Over 10 years, more than 4,600 Iowa homeowners received nearly $15 million in tax credits for solar energy installations. However, the residential credit, which was capped at $5 million a year, ran out before all applicants received their credit. According to the bill’s sponsor, the Department of Revenue said there were just shy of 1,500 homeowners who filed for $4.5 million in tax credits in 2020 who were placed on a waiting list. The numbers are expected to be similar for 2021.
“We're not extending the solar tax credit, but we're making good on the credit that should have been available” to homeowners who completed their solar installations before Dec. 31, 2021, Rep. Jane Bloomingdale, R-Northwood, told the committee.
Investment in solar “is good for so many folks,” said Rep. Eric Gjerde, D-Cedar Rapids. “It’s good for small businesses in the solar industry. It's good for homeowners. It allows them to add equity to their home. It's good for farmers. It's green energy. It diversifies our energy grid.”

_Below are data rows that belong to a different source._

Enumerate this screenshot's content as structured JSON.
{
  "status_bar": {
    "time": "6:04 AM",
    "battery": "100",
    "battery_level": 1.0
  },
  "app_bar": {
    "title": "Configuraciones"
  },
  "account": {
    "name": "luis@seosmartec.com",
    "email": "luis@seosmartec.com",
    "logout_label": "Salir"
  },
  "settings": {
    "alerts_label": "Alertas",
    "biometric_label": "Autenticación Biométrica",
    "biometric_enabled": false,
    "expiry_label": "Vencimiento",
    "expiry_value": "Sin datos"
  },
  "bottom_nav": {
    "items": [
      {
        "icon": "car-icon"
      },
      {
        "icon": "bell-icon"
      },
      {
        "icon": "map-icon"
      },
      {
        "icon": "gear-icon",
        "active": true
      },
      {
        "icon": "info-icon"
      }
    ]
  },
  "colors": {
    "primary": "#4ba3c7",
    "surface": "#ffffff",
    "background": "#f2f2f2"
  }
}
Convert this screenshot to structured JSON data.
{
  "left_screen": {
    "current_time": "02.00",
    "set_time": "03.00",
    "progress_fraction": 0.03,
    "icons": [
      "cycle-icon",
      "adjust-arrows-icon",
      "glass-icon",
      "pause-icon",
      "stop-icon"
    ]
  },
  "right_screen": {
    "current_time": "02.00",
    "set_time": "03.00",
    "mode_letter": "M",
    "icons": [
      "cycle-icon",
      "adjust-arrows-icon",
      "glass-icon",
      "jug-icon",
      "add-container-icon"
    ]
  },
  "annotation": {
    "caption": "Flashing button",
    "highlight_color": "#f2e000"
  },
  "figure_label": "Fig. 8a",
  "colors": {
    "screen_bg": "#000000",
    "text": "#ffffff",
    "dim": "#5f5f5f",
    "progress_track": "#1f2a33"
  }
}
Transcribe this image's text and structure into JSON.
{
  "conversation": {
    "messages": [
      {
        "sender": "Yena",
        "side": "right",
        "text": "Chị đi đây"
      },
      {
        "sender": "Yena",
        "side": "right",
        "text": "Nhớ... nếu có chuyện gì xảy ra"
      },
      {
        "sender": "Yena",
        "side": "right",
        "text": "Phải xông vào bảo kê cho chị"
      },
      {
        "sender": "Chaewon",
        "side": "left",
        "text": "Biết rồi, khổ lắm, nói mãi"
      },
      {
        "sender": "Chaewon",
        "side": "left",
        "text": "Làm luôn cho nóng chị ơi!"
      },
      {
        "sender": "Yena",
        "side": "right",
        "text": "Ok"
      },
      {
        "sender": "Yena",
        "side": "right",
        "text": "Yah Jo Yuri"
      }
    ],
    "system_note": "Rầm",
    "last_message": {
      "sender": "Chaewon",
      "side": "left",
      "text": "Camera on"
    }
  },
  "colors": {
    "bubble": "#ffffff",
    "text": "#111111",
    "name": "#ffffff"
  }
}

Iowa’s major utility companies, the Iowa Utility Board, the Sierra Club and bankers were registered as undecided on the bill. No group was registered in opposition.
SENATE CONFIRMATION: Iowans appointed by the governor to serve on roughly two dozen state boards and commissions would no longer face confirmation in the Iowa Senate — unless specifically requested by a majority of senators — under legislation approved in the Senate.
Two Democrats, Joe Bolkcom of Iowa City and Herman Quirmbach of Ames, joined majority Republicans in voting for SF 2263, which now moves to the Iowa House for consideration there.
Currently, gubernatorial appointments to state boards and commissions must be approved by a two-thirds vote of the 50-member Iowa Senate.
The state Board of Corrections, Law Enforcement Academy Council, Public Information Board, Council on Human Services, and Hawk-I Board are among the boards and councils that would no longer be required to have its members confirmed by the Senate.
Senate Democrats argued the bill weakens the system of checks and balances in state government by removing the ability for the Senate to weigh in on many appointments by the governor.
“Our governor holds a lot of power, and I don’t care who is in that governor’s office, but we as Iowans deserve checks and balances on that governor’s office,” said Sen. Janet Petersen, D-Des Moines.
Sen. Roby Smith, R-Davenport, argued the bill does not weaken the system of checks and balances because the bill allows senators to request a confirmation vote on gubernatorial nominees. However, before such a request would be honored and brought to the Senate for a vote, the request must include signatures from 26 senators. So if the same political party holds the governor’s office and a majority in the Senate — as Republicans do now — a senator would need votes from legislators in that party to challenge one of the governor’s nominees.